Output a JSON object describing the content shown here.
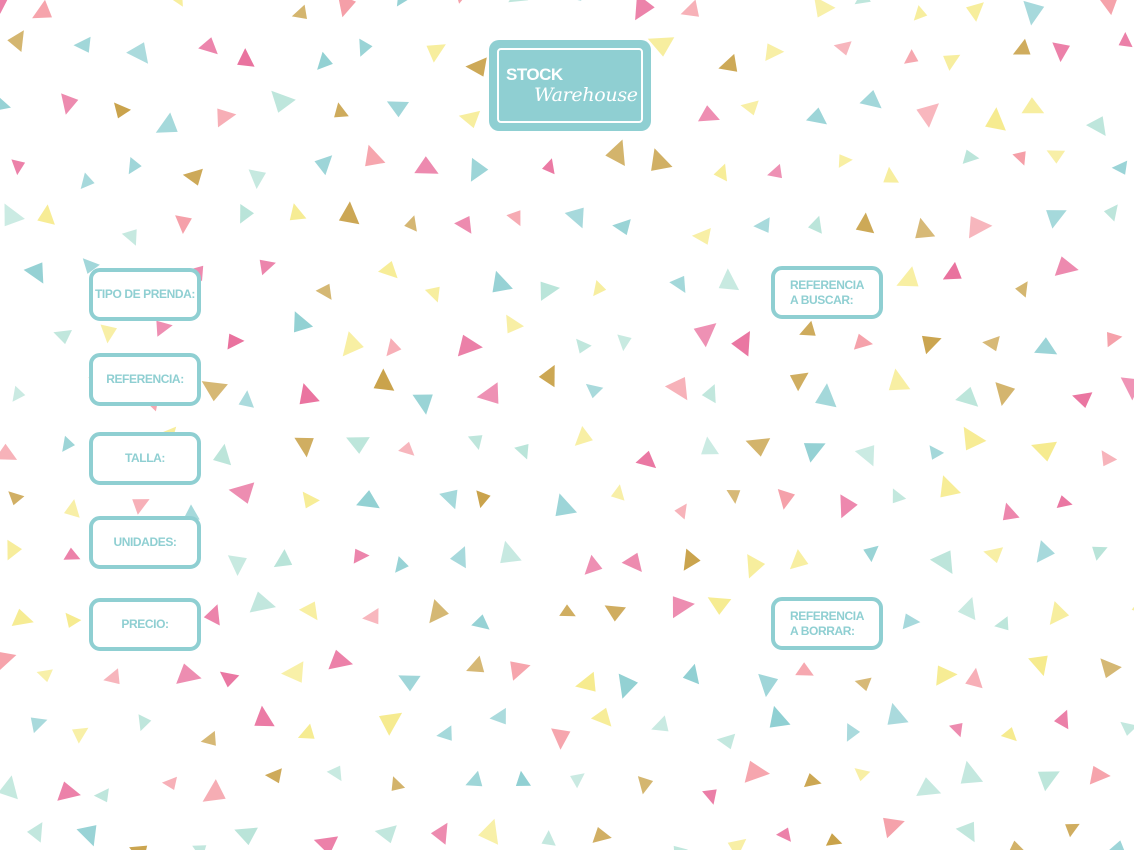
{
  "logo": {
    "line1": "STOCK",
    "line2": "Warehouse"
  },
  "form": {
    "fields": [
      {
        "label": "TIPO DE PRENDA:"
      },
      {
        "label": "REFERENCIA:"
      },
      {
        "label": "TALLA:"
      },
      {
        "label": "UNIDADES:"
      },
      {
        "label": "PRECIO:"
      }
    ]
  },
  "search": {
    "label": "REFERENCIA\nA BUSCAR:"
  },
  "delete": {
    "label": "REFERENCIA\nA BORRAR:"
  },
  "colors": {
    "accent": "#8fcfd2",
    "confetti": [
      "#8fcfd2",
      "#f59fa8",
      "#e9709d",
      "#f6eb8e",
      "#b9e4d9",
      "#c9a24a"
    ]
  }
}
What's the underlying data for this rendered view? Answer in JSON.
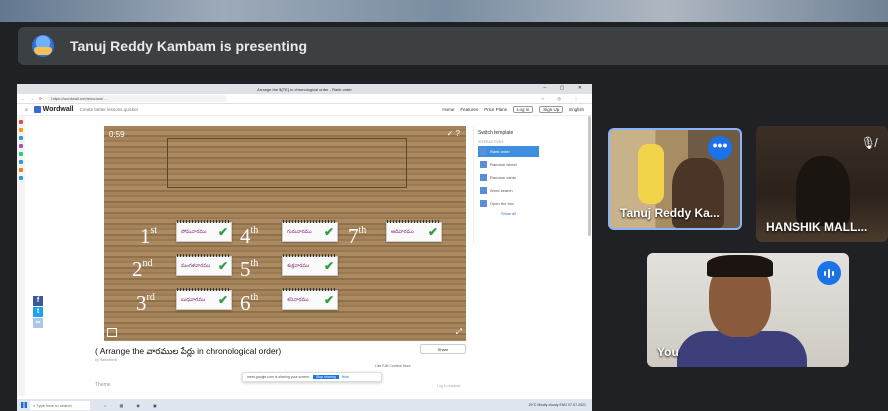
{
  "banner": {
    "presenter": "Tanuj Reddy Kambam is presenting"
  },
  "browser": {
    "tab_title": "Arrange the ${TE} in chronological order - Rank order",
    "url": "https://wordwall.net/resource/..."
  },
  "wordwall": {
    "logo": "Wordwall",
    "tagline": "Create better lessons quicker",
    "nav": [
      "Home",
      "Features",
      "Price Plans"
    ],
    "login": "Log in",
    "signup": "Sign Up",
    "language": "English"
  },
  "activity": {
    "timer": "0:59",
    "ranks": [
      {
        "num": "1",
        "suffix": "st",
        "day": "సోమవారము"
      },
      {
        "num": "2",
        "suffix": "nd",
        "day": "మంగళవారము"
      },
      {
        "num": "3",
        "suffix": "rd",
        "day": "బుధవారము"
      },
      {
        "num": "4",
        "suffix": "th",
        "day": "గురువారము"
      },
      {
        "num": "5",
        "suffix": "th",
        "day": "శుక్రవారము"
      },
      {
        "num": "6",
        "suffix": "th",
        "day": "శనివారము"
      },
      {
        "num": "7",
        "suffix": "th",
        "day": "ఆదివారము"
      }
    ],
    "title": "( Arrange the వారముల పేర్లు in chronological order)",
    "byline": "by Ramrededi",
    "share_label": "Share",
    "meta": "Like    Edit Content    More",
    "theme_label": "Theme",
    "login_report": "Log in required"
  },
  "templates": {
    "heading": "Switch template",
    "section": "INTERACTIVES",
    "items": [
      "Rank order",
      "Random wheel",
      "Random cards",
      "Word search",
      "Open the box"
    ],
    "more": "Show all"
  },
  "sharing_notice": {
    "text": "meet.google.com is sharing your screen.",
    "stop": "Stop sharing",
    "hide": "Hide"
  },
  "taskbar": {
    "search": "Type here to search",
    "tray": "29°C Mostly cloudy   ENG  07-07-2021"
  },
  "participants": [
    {
      "name": "Tanuj Reddy Ka..."
    },
    {
      "name": "HANSHIK MALL..."
    },
    {
      "name": "You"
    }
  ]
}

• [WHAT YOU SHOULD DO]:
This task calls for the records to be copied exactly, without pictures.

• [REPLY TO THE EXERCISE]:
Output a JSON object describing the content shown here.
{
  "logo": {
    "line1": "STOCK",
    "line2": "Warehouse"
  },
  "form": {
    "fields": [
      {
        "label": "TIPO DE PRENDA:"
      },
      {
        "label": "REFERENCIA:"
      },
      {
        "label": "TALLA:"
      },
      {
        "label": "UNIDADES:"
      },
      {
        "label": "PRECIO:"
      }
    ]
  },
  "search": {
    "label": "REFERENCIA\nA BUSCAR:"
  },
  "delete": {
    "label": "REFERENCIA\nA BORRAR:"
  },
  "colors": {
    "accent": "#8fcfd2",
    "confetti": [
      "#8fcfd2",
      "#f59fa8",
      "#e9709d",
      "#f6eb8e",
      "#b9e4d9",
      "#c9a24a"
    ]
  }
}
What's the underlying data for this rendered view? Answer in JSON.
{
  "banner": {
    "presenter": "Tanuj Reddy Kambam is presenting"
  },
  "browser": {
    "tab_title": "Arrange the ${TE} in chronological order - Rank order",
    "url": "https://wordwall.net/resource/..."
  },
  "wordwall": {
    "logo": "Wordwall",
    "tagline": "Create better lessons quicker",
    "nav": [
      "Home",
      "Features",
      "Price Plans"
    ],
    "login": "Log in",
    "signup": "Sign Up",
    "language": "English"
  },
  "activity": {
    "timer": "0:59",
    "ranks": [
      {
        "num": "1",
        "suffix": "st",
        "day": "సోమవారము"
      },
      {
        "num": "2",
        "suffix": "nd",
        "day": "మంగళవారము"
      },
      {
        "num": "3",
        "suffix": "rd",
        "day": "బుధవారము"
      },
      {
        "num": "4",
        "suffix": "th",
        "day": "గురువారము"
      },
      {
        "num": "5",
        "suffix": "th",
        "day": "శుక్రవారము"
      },
      {
        "num": "6",
        "suffix": "th",
        "day": "శనివారము"
      },
      {
        "num": "7",
        "suffix": "th",
        "day": "ఆదివారము"
      }
    ],
    "title": "( Arrange the వారముల పేర్లు in chronological order)",
    "byline": "by Ramrededi",
    "share_label": "Share",
    "meta": "Like    Edit Content    More",
    "theme_label": "Theme",
    "login_report": "Log in required"
  },
  "templates": {
    "heading": "Switch template",
    "section": "INTERACTIVES",
    "items": [
      "Rank order",
      "Random wheel",
      "Random cards",
      "Word search",
      "Open the box"
    ],
    "more": "Show all"
  },
  "sharing_notice": {
    "text": "meet.google.com is sharing your screen.",
    "stop": "Stop sharing",
    "hide": "Hide"
  },
  "taskbar": {
    "search": "Type here to search",
    "tray": "29°C Mostly cloudy   ENG  07-07-2021"
  },
  "participants": [
    {
      "name": "Tanuj Reddy Ka..."
    },
    {
      "name": "HANSHIK MALL..."
    },
    {
      "name": "You"
    }
  ]
}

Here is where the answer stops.